TASK ITEM: Isolate every line in the records below with "text" in it.

━━━━━ INPUT ━━━━━

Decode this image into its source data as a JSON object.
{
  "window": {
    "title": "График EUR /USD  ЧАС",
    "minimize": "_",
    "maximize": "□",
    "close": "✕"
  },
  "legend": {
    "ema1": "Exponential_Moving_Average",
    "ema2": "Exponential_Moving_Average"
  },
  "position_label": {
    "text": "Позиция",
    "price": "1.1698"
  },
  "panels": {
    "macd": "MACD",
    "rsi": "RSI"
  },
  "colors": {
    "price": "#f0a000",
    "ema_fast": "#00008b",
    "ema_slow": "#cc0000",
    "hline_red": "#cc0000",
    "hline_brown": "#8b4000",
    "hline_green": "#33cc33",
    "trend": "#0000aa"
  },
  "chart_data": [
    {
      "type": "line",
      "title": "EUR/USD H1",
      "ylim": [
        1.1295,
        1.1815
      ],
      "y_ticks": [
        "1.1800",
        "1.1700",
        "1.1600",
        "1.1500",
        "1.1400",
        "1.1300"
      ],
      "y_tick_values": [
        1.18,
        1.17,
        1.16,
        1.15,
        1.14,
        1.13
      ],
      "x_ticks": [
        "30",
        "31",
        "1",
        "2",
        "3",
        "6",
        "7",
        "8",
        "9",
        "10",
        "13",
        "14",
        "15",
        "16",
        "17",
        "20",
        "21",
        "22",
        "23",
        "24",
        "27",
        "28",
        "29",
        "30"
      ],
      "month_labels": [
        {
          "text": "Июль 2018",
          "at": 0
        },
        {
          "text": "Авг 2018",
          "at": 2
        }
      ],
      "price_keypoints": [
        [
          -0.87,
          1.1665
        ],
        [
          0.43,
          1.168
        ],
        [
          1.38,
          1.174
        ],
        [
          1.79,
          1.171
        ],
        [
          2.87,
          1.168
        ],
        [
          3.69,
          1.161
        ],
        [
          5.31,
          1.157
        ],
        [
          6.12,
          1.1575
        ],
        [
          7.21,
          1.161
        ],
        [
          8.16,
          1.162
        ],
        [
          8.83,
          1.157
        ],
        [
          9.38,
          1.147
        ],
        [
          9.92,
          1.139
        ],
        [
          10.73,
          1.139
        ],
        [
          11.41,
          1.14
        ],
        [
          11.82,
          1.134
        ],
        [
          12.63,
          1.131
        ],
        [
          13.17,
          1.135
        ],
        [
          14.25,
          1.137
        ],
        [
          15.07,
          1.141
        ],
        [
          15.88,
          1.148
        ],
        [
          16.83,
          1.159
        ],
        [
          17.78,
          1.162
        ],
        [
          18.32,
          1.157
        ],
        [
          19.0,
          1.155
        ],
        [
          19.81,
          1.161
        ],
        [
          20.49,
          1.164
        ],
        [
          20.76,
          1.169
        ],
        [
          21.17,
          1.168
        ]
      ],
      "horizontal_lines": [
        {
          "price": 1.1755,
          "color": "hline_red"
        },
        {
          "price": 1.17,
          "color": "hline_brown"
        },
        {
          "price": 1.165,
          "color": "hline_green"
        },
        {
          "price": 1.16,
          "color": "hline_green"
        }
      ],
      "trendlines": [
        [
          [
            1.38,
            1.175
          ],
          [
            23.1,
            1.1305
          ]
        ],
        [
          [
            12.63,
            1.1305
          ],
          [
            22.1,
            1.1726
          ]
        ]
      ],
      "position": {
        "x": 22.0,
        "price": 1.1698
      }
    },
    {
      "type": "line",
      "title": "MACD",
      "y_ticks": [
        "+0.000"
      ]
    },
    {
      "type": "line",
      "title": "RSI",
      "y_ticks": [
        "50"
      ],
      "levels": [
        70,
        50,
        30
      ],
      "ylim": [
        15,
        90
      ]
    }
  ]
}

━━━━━
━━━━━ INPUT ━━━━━

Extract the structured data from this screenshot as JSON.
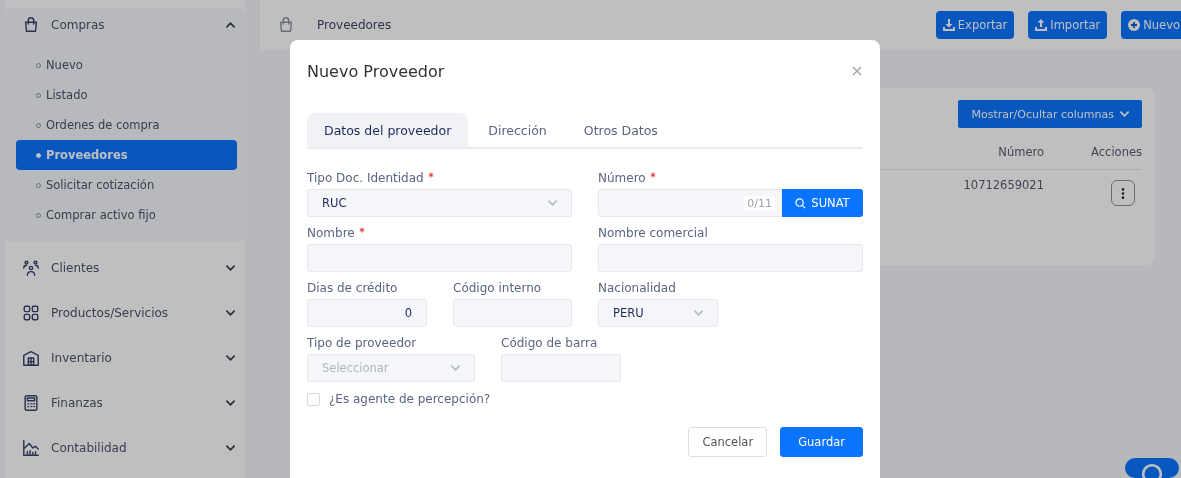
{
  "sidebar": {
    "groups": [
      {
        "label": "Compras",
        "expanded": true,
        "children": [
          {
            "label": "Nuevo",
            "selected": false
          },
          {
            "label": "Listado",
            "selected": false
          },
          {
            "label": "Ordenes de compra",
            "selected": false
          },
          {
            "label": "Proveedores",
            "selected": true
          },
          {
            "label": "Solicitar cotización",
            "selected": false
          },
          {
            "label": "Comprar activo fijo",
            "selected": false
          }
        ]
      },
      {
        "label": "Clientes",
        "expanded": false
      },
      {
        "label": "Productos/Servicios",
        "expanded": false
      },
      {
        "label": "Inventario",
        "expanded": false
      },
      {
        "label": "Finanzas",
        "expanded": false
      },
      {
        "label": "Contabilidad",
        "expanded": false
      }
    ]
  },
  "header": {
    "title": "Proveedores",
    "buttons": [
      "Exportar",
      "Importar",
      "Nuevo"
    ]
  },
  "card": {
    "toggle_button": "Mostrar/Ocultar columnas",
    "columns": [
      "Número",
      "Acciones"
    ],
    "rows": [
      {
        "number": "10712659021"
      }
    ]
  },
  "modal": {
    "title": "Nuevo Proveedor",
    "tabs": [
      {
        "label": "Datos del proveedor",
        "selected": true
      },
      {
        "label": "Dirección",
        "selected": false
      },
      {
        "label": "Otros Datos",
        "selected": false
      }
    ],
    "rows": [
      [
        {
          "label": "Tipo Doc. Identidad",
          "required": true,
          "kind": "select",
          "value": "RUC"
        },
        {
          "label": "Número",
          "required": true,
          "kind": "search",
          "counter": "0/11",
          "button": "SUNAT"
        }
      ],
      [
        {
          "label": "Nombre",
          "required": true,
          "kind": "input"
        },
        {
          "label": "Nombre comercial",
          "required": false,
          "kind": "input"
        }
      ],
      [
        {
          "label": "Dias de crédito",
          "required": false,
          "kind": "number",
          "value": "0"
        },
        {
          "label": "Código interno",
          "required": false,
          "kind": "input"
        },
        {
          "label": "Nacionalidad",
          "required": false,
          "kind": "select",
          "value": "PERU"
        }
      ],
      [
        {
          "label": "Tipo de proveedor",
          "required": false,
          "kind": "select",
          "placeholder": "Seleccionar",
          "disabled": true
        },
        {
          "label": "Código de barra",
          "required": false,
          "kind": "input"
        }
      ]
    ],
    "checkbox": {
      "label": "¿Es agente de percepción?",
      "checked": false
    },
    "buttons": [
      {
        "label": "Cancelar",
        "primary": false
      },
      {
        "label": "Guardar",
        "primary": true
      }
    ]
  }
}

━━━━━

RESPONSE BOX:
    "text": "Позиция",
          "text": "Июль 2018",
          "text": "Авг 2018",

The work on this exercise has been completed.